    7. Paul Madden & Terry Robinson, 2012. "Supporter Influence on Club Governance in a Sports League; a “Utility Maximization” Model," Scottish Journal of Political Economy, Scottish Economic Society, vol. 59(4), pages 339-360, September.
    8. Rodney Fort & James Quirk, 1995. "Cross-subsidization, Incentives, and Outcomes in Professional Team Sports Leagues," Journal of Economic Literature, American Economic Association, vol. 33(3), pages 1265-1299, September.
    9. Rodney Fort & James Quirk, 2011. "Optimal Competitive Balance In A Season Ticket League," Economic Inquiry, Western Economic Association International, vol. 49(2), pages 464-473, April.
    10. Thomas Hoehn & Stefan Szymanski, 1999. "The Americanization of European football," Economic Policy, CEPR;CES;MSH, vol. 14(28), pages 203-240, April.
    Full references (including those not matched with items on IDEAS)

    More about this item

    Keywords

    Sports economics; National football leagues; International football league; Interleague competition; Competitive balance; Regulation of sports; European football champions league;

    JEL classification:

    • J3 - Labor and Demographic Economics - - Wages, Compensation, and Labor Costs
    • D3 - Microeconomics - - Distribution
    • L5 - Industrial Organization - - Regulation and Industrial Policy
    • L83 - Industrial Organization - - Industry Studies: Services - - - Sports; Gambling; Restaurants; Recreation; Tourism

    NEP fields

    This paper has been announced in the following NEP Reports:

    Statistics

    Access and download statistics

    Corrections

    All material on this site has been provided by the respective publishers and authors.
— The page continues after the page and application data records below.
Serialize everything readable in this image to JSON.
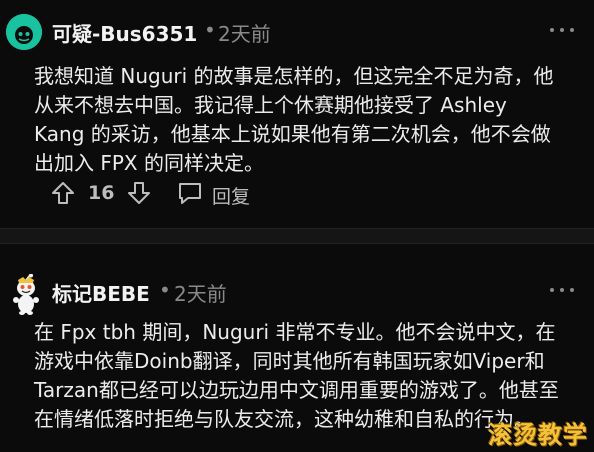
{
  "comments": [
    {
      "username": "可疑-Bus6351",
      "separator": "•",
      "time": "2天前",
      "text": "我想知道 Nuguri 的故事是怎样的，但这完全不足为奇，他从来不想去中国。我记得上个休赛期他接受了 Ashley Kang 的采访，他基本上说如果他有第二次机会，他不会做出加入 FPX 的同样决定。",
      "votes": "16",
      "reply_label": "回复",
      "avatar_icon": "teal-round-avatar-icon"
    },
    {
      "username": "标记BEBE",
      "separator": "•",
      "time": "2天前",
      "text": "在 Fpx tbh 期间，Nuguri 非常不专业。他不会说中文，在游戏中依靠Doinb翻译，同时其他所有韩国玩家如Viper和Tarzan都已经可以边玩边用中文调用重要的游戏了。他甚至在情绪低落时拒绝与队友交流，这种幼稚和自私的行为。",
      "avatar_icon": "snoo-avatar-icon"
    }
  ],
  "watermark": "滚烫教学",
  "colors": {
    "background": "#0b0b0b",
    "text": "#ececec",
    "meta": "#8a8a8a",
    "accent": "#19c3a0",
    "watermark": "#f3c23a"
  }
}
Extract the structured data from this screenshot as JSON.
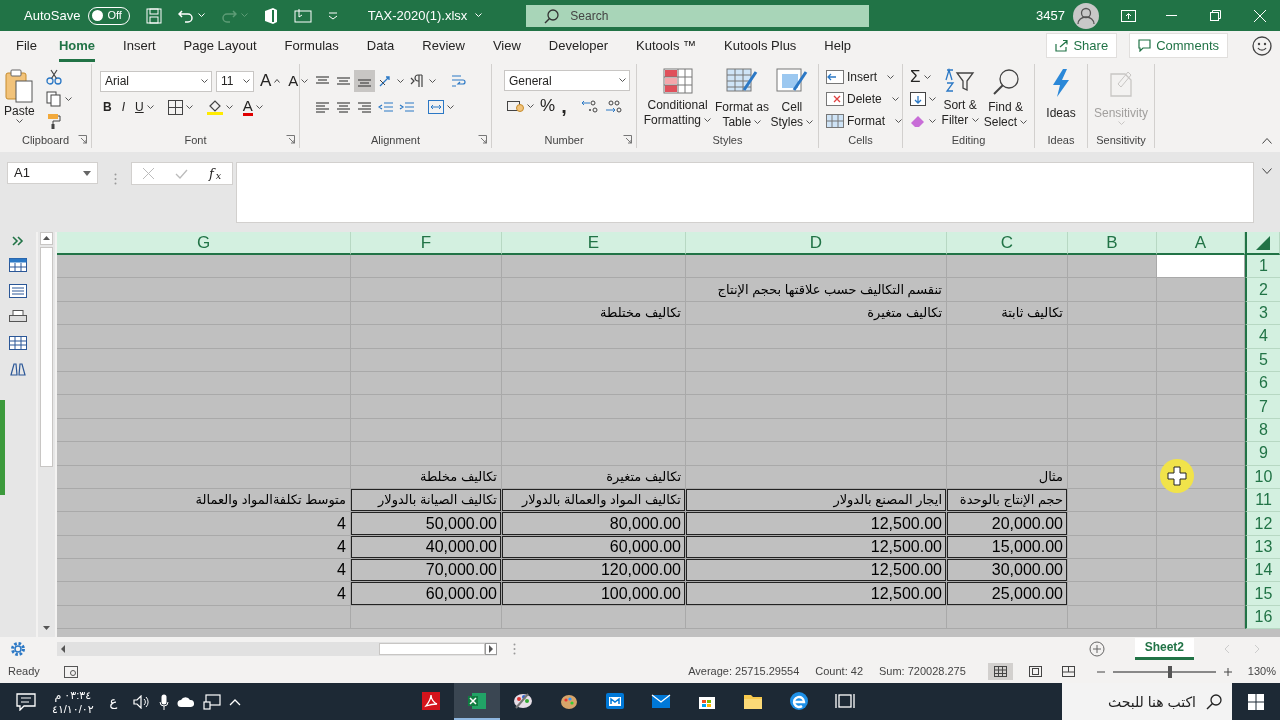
{
  "title_bar": {
    "autosave_label": "AutoSave",
    "autosave": {
      "label": "Off",
      "on": false
    },
    "file_name": "TAX-2020(1).xlsx",
    "search_placeholder": "Search",
    "user_number": "3457"
  },
  "ribbon_tabs": [
    {
      "label": "File",
      "selected": false
    },
    {
      "label": "Home",
      "selected": true
    },
    {
      "label": "Insert",
      "selected": false
    },
    {
      "label": "Page Layout",
      "selected": false
    },
    {
      "label": "Formulas",
      "selected": false
    },
    {
      "label": "Data",
      "selected": false
    },
    {
      "label": "Review",
      "selected": false
    },
    {
      "label": "View",
      "selected": false
    },
    {
      "label": "Developer",
      "selected": false
    },
    {
      "label": "Kutools ™",
      "selected": false
    },
    {
      "label": "Kutools Plus",
      "selected": false
    },
    {
      "label": "Help",
      "selected": false
    }
  ],
  "share_button": "Share",
  "comments_button": "Comments",
  "ribbon": {
    "clipboard": {
      "label": "Clipboard",
      "paste": "Paste"
    },
    "font": {
      "label": "Font",
      "font_name": "Arial",
      "font_size": "11",
      "grow": "A",
      "shrink": "A",
      "bold": "B",
      "italic": "I",
      "underline": "U",
      "font_color": "A"
    },
    "alignment": {
      "label": "Alignment"
    },
    "number": {
      "label": "Number",
      "format": "General",
      "percent": "%",
      "comma": ","
    },
    "styles": {
      "label": "Styles",
      "buttons": [
        "Conditional Formatting",
        "Format as Table",
        "Cell Styles"
      ]
    },
    "cells": {
      "label": "Cells",
      "buttons": [
        "Insert",
        "Delete",
        "Format"
      ]
    },
    "editing": {
      "label": "Editing",
      "autosum": "Σ",
      "buttons": [
        "Sort & Filter",
        "Find & Select"
      ]
    },
    "ideas": {
      "label": "Ideas",
      "button": "Ideas"
    },
    "sensitivity": {
      "label": "Sensitivity",
      "button": "Sensitivity",
      "disabled": true
    }
  },
  "formula_bar": {
    "name_box": "A1",
    "insert_function": "f$_{x}$"
  },
  "sheet": {
    "columns": [
      {
        "letter": "G",
        "in_table": false,
        "active": false
      },
      {
        "letter": "F",
        "in_table": true,
        "active": false
      },
      {
        "letter": "E",
        "in_table": true,
        "active": false
      },
      {
        "letter": "D",
        "in_table": true,
        "active": false
      },
      {
        "letter": "C",
        "in_table": true,
        "active": false
      },
      {
        "letter": "B",
        "in_table": false,
        "active": false
      },
      {
        "letter": "A",
        "in_table": false,
        "active": true
      }
    ],
    "rows": [
      {
        "number": "1",
        "in_table": false,
        "active": true
      },
      {
        "number": "2",
        "in_table": false,
        "cells": {
          "D": "تنقسم التكاليف حسب علاقتها بحجم الإنتاج"
        }
      },
      {
        "number": "3",
        "in_table": false,
        "cells": {
          "E": "تكاليف مختلطة",
          "D": "تكاليف متغيرة",
          "C": "تكاليف ثابتة"
        }
      },
      {
        "number": "4",
        "in_table": false
      },
      {
        "number": "5",
        "in_table": false
      },
      {
        "number": "6",
        "in_table": false
      },
      {
        "number": "7",
        "in_table": false
      },
      {
        "number": "8",
        "in_table": false
      },
      {
        "number": "9",
        "in_table": false
      },
      {
        "number": "10",
        "in_table": false,
        "cells": {
          "F": "تكاليف مخلطة",
          "E": "تكاليف متغيرة",
          "C": "مثال"
        }
      },
      {
        "number": "11",
        "in_table": true,
        "cells": {
          "G": "متوسط تكلفةالمواد والعمالة",
          "F": "تكاليف الصيانة بالدولار",
          "E": "تكاليف المواد والعمالة بالدولار",
          "D": "ايجار المصنع بالدولار",
          "C": "حجم الإنتاج بالوحدة"
        }
      },
      {
        "number": "12",
        "in_table": true,
        "cells": {
          "G": "4",
          "F": "50,000.00",
          "E": "80,000.00",
          "D": "12,500.00",
          "C": "20,000.00"
        }
      },
      {
        "number": "13",
        "in_table": true,
        "cells": {
          "G": "4",
          "F": "40,000.00",
          "E": "60,000.00",
          "D": "12,500.00",
          "C": "15,000.00"
        }
      },
      {
        "number": "14",
        "in_table": true,
        "cells": {
          "G": "4",
          "F": "70,000.00",
          "E": "120,000.00",
          "D": "12,500.00",
          "C": "30,000.00"
        }
      },
      {
        "number": "15",
        "in_table": true,
        "cells": {
          "G": "4",
          "F": "60,000.00",
          "E": "100,000.00",
          "D": "12,500.00",
          "C": "25,000.00"
        }
      },
      {
        "number": "16",
        "in_table": false
      }
    ]
  },
  "sheet_tabs": [
    {
      "label": "Sheet2",
      "selected": true
    }
  ],
  "status_bar": {
    "mode": "Ready",
    "average": "Average: 25715.29554",
    "count": "Count: 42",
    "sum": "Sum: 720028.275",
    "zoom": "130%",
    "zoom_slider": {
      "level": 0.55
    }
  },
  "taskbar": {
    "time": "٠٣:٣٤ م",
    "date": "٤١/١٠/٠٢",
    "language": "ع",
    "search_placeholder": "اكتب هنا للبحث",
    "apps": [
      {
        "selected": false
      },
      {
        "selected": true
      },
      {
        "selected": false
      },
      {
        "selected": false
      },
      {
        "selected": false
      },
      {
        "selected": false
      },
      {
        "selected": false
      },
      {
        "selected": false
      },
      {
        "selected": false
      },
      {
        "selected": false
      }
    ]
  }
}
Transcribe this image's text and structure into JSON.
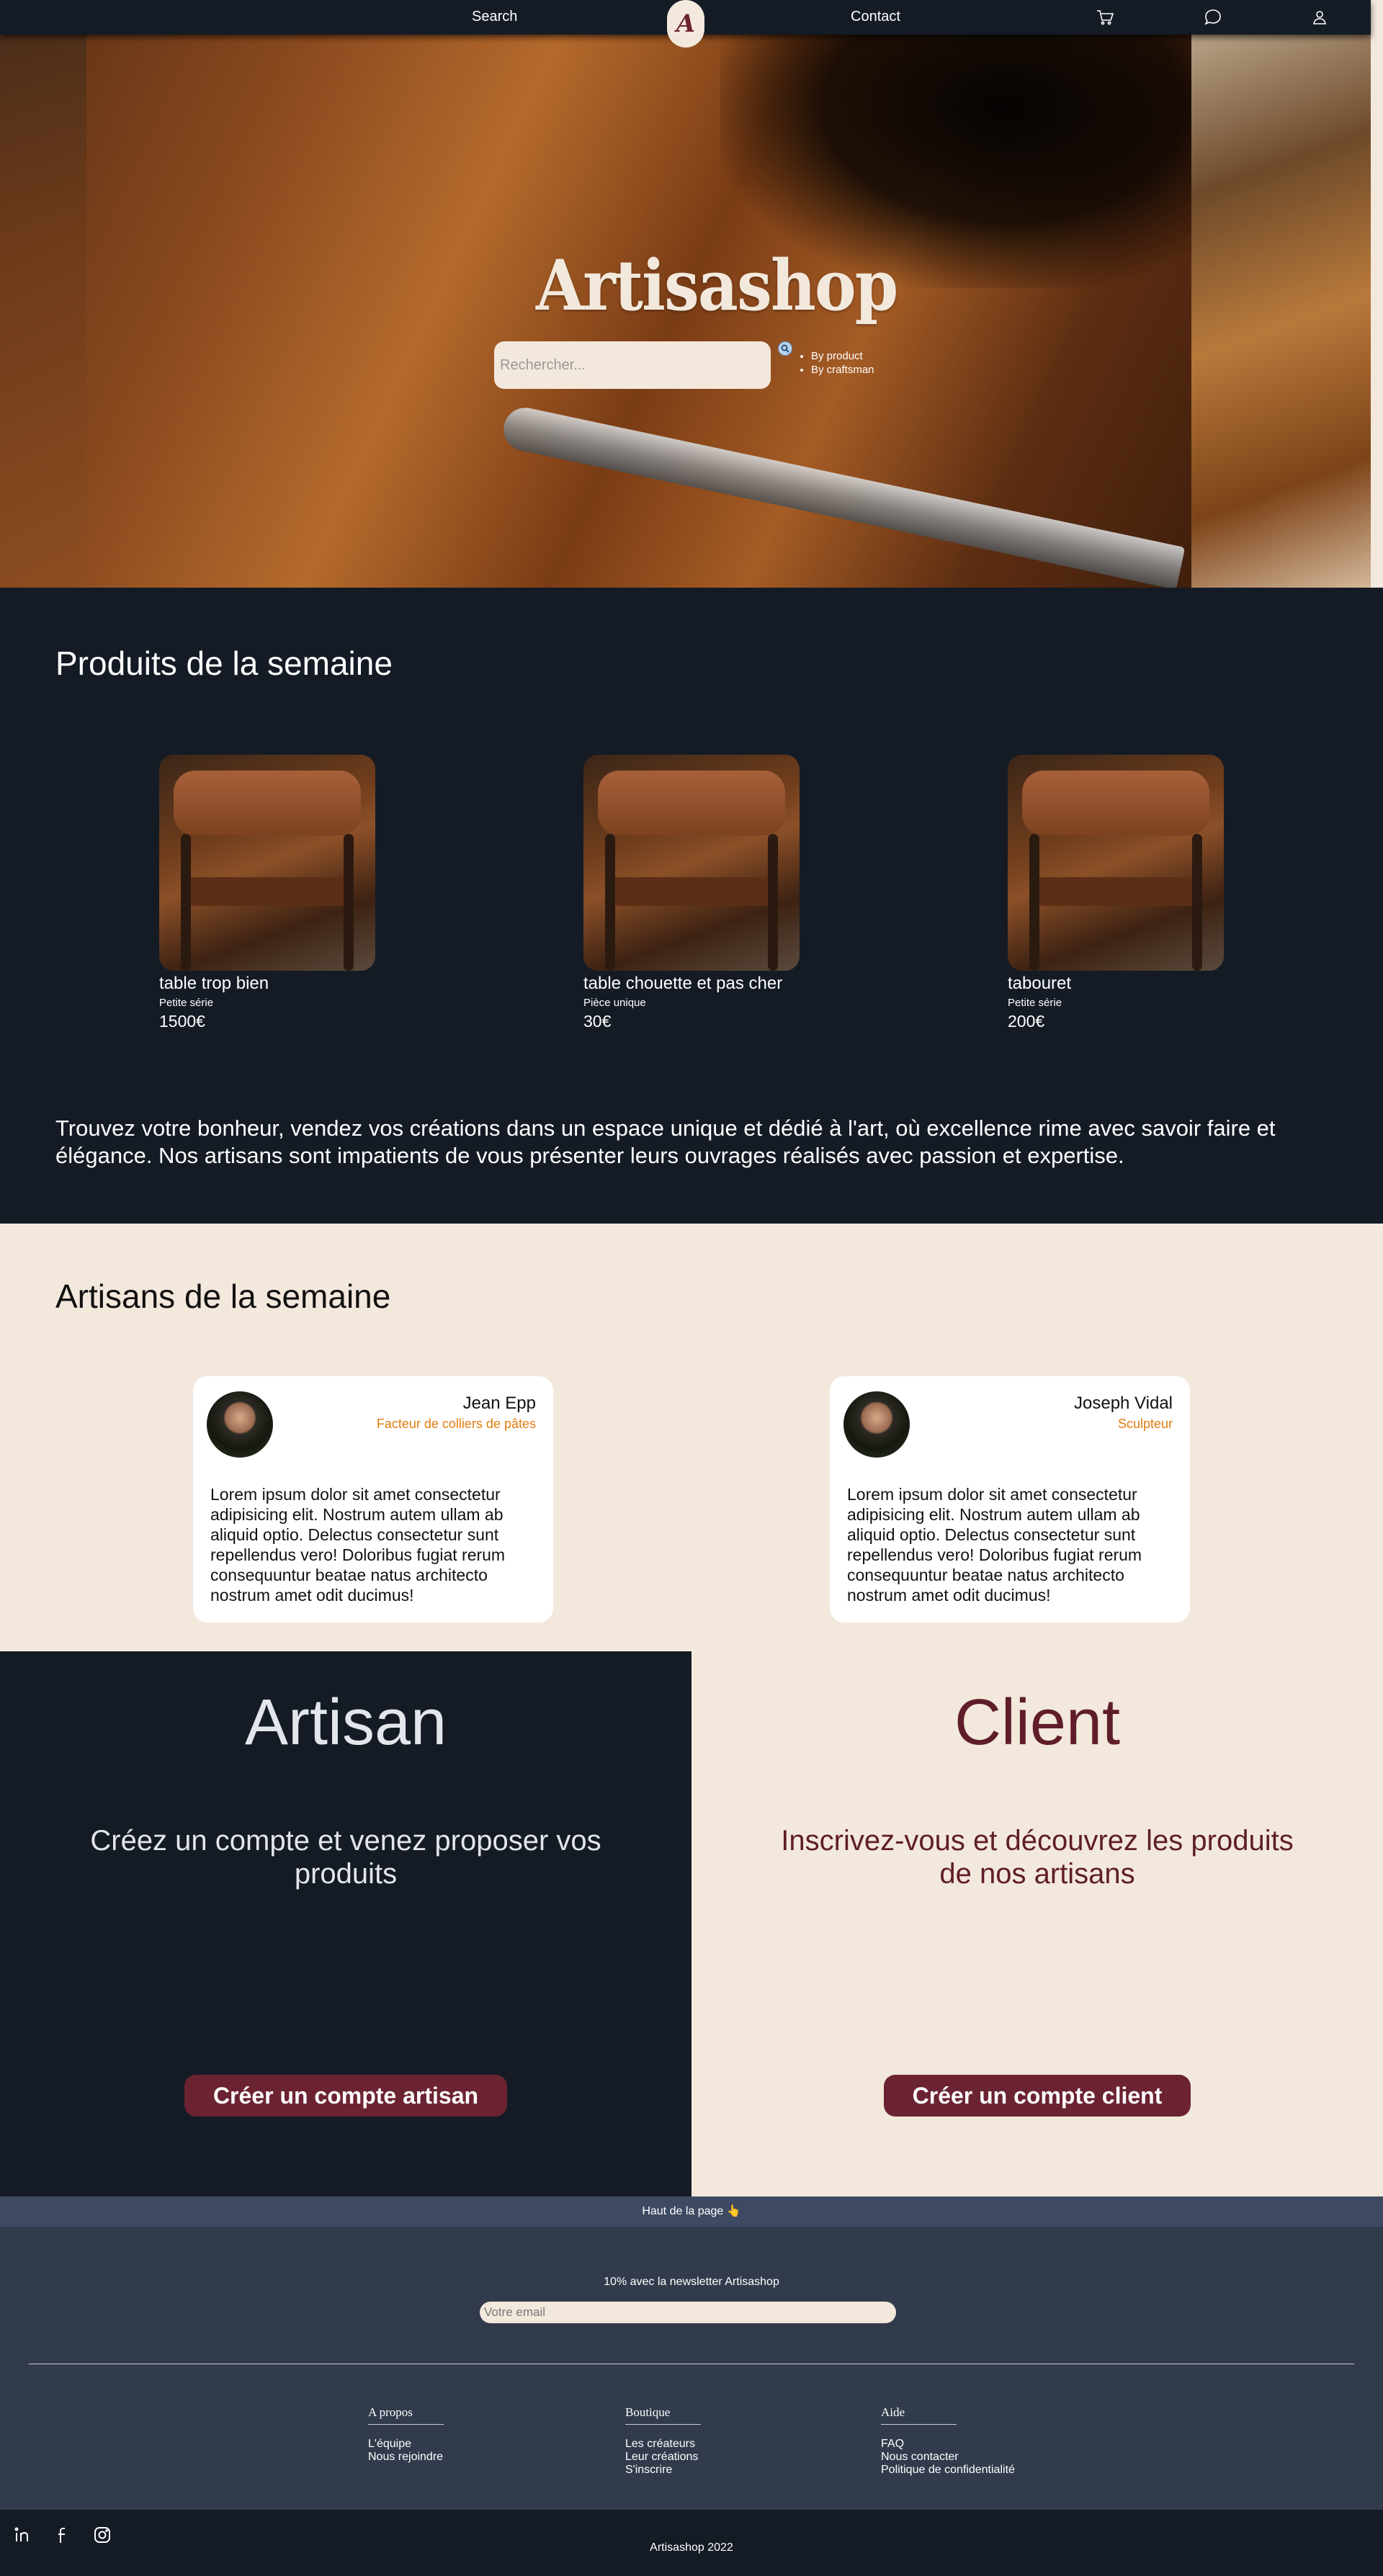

You can help correct errors and omissions. When requesting a correction, please mention this item's handle: RePEc:tut:cremwp:201509. See general information about how to correct material in RePEc.

    For technical questions regarding this item, or to correct its authors, title, abstract, bibliographic or download information, contact: (CODA-POIREY Hélène). General contact details of provider: http://edirc.repec.org/data/crmrefr.html .

    If you have authored this item and are not yet registered with RePEc, we encourage you to do it here. This allows to link your profile to this item. It also allows you to accept potential citations to this item that we are uncertain about.

    If CitEc recognized a reference but did not link an item in RePEc to it, you can help with this form .

    If you know of missing items citing this one, you can help us creating those links by adding the relevant references in the same way as above, for each refering item. If you are a registered author of this item, you may also want to check the "citations" tab in your RePEc Author Service profile, as there may be some citations waiting for confirmation.

    Please note that corrections may take a couple of weeks to filter through the various RePEc services.

    IDEAS is a RePEc service hosted by the Research Division of the Federal Reserve Bank of St. Louis . RePEc uses bibliographic data supplied by the respective publishers.